We use temporary electric fencing within the larger feral wire fenced paddocks for better rotation or when strip grazing.
Rotating pastures and not overgrazing is the main thing, it is not always easy as it involves a big mindset change to keep the horses off the pasture when that is necessary but well worthwhile.
Never graze shorter than 5cm (about the height of a stubby lying on the side.)
In winter I “sacrifice” part of a paddock and feed round bales of hay there, any waste is then spread along with the manure as mulch, then sprinkled with some extra pasture seed, and shut down until mid-summer. This adds organic matter and helps improve water retention and fertility.
Since we did all this the land has improved, there has been very little erosion, and we haven’t had winter mud at all, it is a fantastic system.
The Equicentral System in brief:
This system brings together good horse management AND good land management.
It works by utilising the natural and domesticated behaviour of horses; and combines this with good land management practices such as rotational grazing.
It benefits you (by saving time and money); and your horses (by taking care of their behavioural and welfare needs); and the land they live on (by taking care of the soil/pasture/water etc.).
It’s also about creating ‘lifestyle’ changes for your horse/s, and labor-saving ones for yourself. The aim is a system that is functional and sustainable, so you can keep on doing what you love.
It’s about continually improving what you do so that everyone and everything benefits – THE EQUICENTRAL SYSTEM has many layers and lots to learn!
Why do we need to change the way we keep and manage horses?
Horse keeping practices have progressed in a very human-focused fashion ever since horse domestication began several thousand years ago.
Throughout history, horses have been kept as a resource or as a tool, be it for war, agriculture, general transport, and as a leisure activity for the wealthy.
Horse management has not really changed in about 400 years but the role of the modern horse and its owner has, so we need to bring horse management up to date. The workload of the horse has reduced dramatically but horses are now being confined in ever-decreasing areas as pressure for space grows.
They are often fed on manufactured products, nutritionally excessive for their workload. The obesity epidemic afflicts modern equines, too!
Increasing awareness of issues such as health & welfare and a growing concern for the environment has raised questions about why we keep equines the way we do. There are now many new challenges facing contemporary horse owners.
We need to rethink how we keep horses today, rather than carry on doing things traditionally simply because that’s ‘how it’s always been done’.
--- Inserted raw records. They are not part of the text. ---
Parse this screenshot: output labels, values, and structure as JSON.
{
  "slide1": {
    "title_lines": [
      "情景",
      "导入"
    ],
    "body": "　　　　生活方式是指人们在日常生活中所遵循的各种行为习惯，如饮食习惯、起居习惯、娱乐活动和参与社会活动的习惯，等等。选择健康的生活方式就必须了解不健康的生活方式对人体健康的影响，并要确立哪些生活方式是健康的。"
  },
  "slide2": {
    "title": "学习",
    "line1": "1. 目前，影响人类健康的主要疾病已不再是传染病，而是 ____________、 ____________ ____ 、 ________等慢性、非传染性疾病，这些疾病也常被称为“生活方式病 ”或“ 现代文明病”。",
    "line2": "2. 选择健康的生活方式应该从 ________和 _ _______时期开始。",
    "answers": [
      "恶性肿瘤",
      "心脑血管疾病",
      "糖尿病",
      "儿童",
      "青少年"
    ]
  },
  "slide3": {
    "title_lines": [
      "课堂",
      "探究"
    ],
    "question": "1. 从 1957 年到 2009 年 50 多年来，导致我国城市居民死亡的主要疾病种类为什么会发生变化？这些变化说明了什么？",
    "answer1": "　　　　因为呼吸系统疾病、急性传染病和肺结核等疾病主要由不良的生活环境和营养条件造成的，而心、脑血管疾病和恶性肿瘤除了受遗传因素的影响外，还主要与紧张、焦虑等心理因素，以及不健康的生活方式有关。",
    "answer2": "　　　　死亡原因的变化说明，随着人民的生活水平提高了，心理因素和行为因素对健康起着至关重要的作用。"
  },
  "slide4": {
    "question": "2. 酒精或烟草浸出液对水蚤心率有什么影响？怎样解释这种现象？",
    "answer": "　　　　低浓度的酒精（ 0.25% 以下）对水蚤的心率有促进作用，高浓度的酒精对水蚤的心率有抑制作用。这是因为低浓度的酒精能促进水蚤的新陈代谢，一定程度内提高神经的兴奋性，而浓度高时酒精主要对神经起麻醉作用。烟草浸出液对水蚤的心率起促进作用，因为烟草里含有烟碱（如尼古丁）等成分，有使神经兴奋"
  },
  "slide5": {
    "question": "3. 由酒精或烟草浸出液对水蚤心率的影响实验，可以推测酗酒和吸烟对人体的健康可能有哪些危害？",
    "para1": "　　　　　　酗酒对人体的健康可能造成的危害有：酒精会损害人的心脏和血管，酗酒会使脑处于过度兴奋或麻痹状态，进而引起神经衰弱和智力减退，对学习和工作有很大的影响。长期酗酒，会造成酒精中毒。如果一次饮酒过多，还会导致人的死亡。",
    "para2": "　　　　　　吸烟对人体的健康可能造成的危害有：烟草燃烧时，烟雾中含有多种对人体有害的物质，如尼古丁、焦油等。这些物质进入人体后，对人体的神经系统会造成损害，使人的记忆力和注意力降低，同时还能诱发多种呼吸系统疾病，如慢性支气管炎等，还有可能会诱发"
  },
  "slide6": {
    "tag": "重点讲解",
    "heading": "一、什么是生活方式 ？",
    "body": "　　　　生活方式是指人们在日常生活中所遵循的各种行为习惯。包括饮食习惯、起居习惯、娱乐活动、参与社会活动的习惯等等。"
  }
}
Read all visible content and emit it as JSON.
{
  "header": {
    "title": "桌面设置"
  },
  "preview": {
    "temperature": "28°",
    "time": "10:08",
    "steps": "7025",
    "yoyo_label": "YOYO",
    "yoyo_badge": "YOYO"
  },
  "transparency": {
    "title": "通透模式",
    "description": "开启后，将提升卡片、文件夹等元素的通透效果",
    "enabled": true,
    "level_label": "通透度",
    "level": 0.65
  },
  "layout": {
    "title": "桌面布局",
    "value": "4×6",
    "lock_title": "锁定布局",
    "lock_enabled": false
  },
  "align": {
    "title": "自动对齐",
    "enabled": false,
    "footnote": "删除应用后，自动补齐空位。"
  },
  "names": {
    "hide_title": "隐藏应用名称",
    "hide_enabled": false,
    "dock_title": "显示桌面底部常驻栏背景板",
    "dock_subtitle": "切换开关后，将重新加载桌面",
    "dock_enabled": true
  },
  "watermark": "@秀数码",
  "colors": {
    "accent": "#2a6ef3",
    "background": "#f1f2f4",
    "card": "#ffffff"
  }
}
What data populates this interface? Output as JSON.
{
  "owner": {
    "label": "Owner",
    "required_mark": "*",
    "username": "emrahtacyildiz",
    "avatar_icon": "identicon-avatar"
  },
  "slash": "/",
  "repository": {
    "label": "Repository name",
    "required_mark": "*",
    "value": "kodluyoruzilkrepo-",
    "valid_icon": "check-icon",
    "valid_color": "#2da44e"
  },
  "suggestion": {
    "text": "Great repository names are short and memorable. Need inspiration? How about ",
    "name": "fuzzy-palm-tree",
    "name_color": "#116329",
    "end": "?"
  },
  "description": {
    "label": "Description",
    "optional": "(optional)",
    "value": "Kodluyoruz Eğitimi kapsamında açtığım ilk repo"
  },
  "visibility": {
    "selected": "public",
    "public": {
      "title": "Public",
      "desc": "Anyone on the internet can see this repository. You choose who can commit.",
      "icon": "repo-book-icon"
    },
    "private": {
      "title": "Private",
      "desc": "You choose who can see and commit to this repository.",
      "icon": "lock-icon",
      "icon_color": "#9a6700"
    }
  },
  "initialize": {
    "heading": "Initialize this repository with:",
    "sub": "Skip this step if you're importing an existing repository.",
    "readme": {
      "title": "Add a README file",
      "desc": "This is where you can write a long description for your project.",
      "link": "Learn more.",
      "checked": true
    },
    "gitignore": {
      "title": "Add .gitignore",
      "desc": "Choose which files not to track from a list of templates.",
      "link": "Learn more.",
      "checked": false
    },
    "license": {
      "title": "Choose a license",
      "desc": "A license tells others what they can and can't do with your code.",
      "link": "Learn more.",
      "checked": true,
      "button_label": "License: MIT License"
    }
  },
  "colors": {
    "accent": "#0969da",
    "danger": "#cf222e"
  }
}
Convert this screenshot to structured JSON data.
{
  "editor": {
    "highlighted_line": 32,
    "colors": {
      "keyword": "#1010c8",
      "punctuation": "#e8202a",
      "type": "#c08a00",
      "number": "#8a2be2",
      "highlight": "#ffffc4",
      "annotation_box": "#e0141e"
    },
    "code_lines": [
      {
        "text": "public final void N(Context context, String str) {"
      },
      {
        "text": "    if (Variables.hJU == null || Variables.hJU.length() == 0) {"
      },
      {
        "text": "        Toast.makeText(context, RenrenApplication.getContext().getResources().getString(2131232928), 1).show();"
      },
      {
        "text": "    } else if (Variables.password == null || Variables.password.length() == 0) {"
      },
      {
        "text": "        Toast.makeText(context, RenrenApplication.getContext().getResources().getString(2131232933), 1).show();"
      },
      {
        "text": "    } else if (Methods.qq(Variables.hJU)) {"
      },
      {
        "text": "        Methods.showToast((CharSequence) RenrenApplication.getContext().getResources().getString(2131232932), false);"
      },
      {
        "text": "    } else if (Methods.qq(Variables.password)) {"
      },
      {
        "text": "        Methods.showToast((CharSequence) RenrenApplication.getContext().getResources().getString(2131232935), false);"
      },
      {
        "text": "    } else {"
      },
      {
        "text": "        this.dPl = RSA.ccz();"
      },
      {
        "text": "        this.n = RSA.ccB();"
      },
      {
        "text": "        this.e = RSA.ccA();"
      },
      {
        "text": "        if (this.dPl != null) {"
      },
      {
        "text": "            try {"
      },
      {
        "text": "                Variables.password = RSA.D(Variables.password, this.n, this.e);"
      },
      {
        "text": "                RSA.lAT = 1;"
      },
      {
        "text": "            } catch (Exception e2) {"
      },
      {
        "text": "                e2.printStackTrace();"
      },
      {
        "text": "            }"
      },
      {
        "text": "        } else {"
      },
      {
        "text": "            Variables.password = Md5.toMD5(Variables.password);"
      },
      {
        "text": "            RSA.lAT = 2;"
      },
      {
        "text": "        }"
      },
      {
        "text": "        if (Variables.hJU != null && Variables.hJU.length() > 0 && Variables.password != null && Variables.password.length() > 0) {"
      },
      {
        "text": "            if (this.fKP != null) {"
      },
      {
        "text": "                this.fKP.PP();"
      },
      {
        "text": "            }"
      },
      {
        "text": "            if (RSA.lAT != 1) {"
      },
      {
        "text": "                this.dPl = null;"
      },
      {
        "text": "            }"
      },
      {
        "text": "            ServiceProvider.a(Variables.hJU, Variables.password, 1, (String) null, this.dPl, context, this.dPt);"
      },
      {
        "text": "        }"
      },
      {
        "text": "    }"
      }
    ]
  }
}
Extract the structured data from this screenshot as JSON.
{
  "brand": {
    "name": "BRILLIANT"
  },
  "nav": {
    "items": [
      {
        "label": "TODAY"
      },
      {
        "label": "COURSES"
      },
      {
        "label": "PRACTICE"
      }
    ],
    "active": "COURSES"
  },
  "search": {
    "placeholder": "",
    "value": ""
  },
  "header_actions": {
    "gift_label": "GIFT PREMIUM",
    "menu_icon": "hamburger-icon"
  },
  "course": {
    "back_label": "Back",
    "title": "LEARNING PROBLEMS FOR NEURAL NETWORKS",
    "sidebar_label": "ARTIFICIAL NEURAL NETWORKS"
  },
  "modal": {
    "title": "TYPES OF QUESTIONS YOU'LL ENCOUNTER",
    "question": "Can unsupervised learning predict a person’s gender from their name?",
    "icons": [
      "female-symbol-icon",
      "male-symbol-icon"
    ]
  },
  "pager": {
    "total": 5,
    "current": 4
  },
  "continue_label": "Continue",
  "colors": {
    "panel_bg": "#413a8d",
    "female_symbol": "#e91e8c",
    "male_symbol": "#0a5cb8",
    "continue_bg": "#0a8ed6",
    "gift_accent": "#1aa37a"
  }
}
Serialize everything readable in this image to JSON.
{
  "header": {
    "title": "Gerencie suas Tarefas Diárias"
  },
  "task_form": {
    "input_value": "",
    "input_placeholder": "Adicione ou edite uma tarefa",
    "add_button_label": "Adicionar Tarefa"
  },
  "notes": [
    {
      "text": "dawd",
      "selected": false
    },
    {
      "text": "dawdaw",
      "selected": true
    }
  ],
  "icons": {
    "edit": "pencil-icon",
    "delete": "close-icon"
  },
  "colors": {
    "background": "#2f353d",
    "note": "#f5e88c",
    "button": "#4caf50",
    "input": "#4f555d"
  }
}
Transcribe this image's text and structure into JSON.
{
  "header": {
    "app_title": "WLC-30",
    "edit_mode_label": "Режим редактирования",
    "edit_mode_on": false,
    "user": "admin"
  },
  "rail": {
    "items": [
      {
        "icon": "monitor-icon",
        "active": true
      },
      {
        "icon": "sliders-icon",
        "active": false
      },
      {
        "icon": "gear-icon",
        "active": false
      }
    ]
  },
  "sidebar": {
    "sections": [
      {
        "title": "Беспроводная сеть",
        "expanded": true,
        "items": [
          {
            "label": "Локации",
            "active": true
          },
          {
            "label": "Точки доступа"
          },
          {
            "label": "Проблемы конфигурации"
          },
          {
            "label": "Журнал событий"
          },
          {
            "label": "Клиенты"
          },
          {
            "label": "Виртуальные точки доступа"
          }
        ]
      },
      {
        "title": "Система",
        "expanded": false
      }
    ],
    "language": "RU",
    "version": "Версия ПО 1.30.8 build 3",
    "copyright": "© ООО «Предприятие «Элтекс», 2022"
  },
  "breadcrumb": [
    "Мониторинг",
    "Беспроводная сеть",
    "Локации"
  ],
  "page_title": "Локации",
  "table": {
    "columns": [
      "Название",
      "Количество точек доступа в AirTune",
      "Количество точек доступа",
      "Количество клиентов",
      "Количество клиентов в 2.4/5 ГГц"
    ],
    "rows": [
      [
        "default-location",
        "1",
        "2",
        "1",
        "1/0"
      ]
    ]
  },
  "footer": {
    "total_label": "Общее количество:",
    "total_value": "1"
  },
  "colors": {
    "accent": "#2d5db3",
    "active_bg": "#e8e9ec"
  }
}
Something has to change
Increases in equine obesity & its related conditions; lack of pasture & degraded land; community pressure; time & financial constraints… these are just some of the many issues faced by 21st-century horses and their owners.
This means acknowledging that there might be a better way, a way that takes care of their needs, takes care of the environment and saves us time, money, and energy – all at the same time – a true win-win situation all-round.
The Equicentral System offers solutions and a way to address the above issues.
Jane and Stuart Myers have been educating horse owners around the world for many years, to great effect. Their system integrates natural horse behaviour and good land/environmental management and also helps humans through reduced workloads and costs.
Just recently they have put together all they have published into the Equiculture Responsible Horse Owners Resource which is a series of PDF books, videos, and articles/information representing all their experience and research as horse keepers and teachers.
With horse-ownership comes great responsibility to manage our horses to the best of our ability, and to do this sustainably and ethically. Do yourself, your horses, and your land a favor – learn how to be a good grass farmer.
There are several options for accessing the Equiculture Responsible Horse Owners Resource material to suit all budgets so I encourage you to have a look and learn more.
Healthy Land = Healthy Pasture = Healthy Horse = Happy Owner.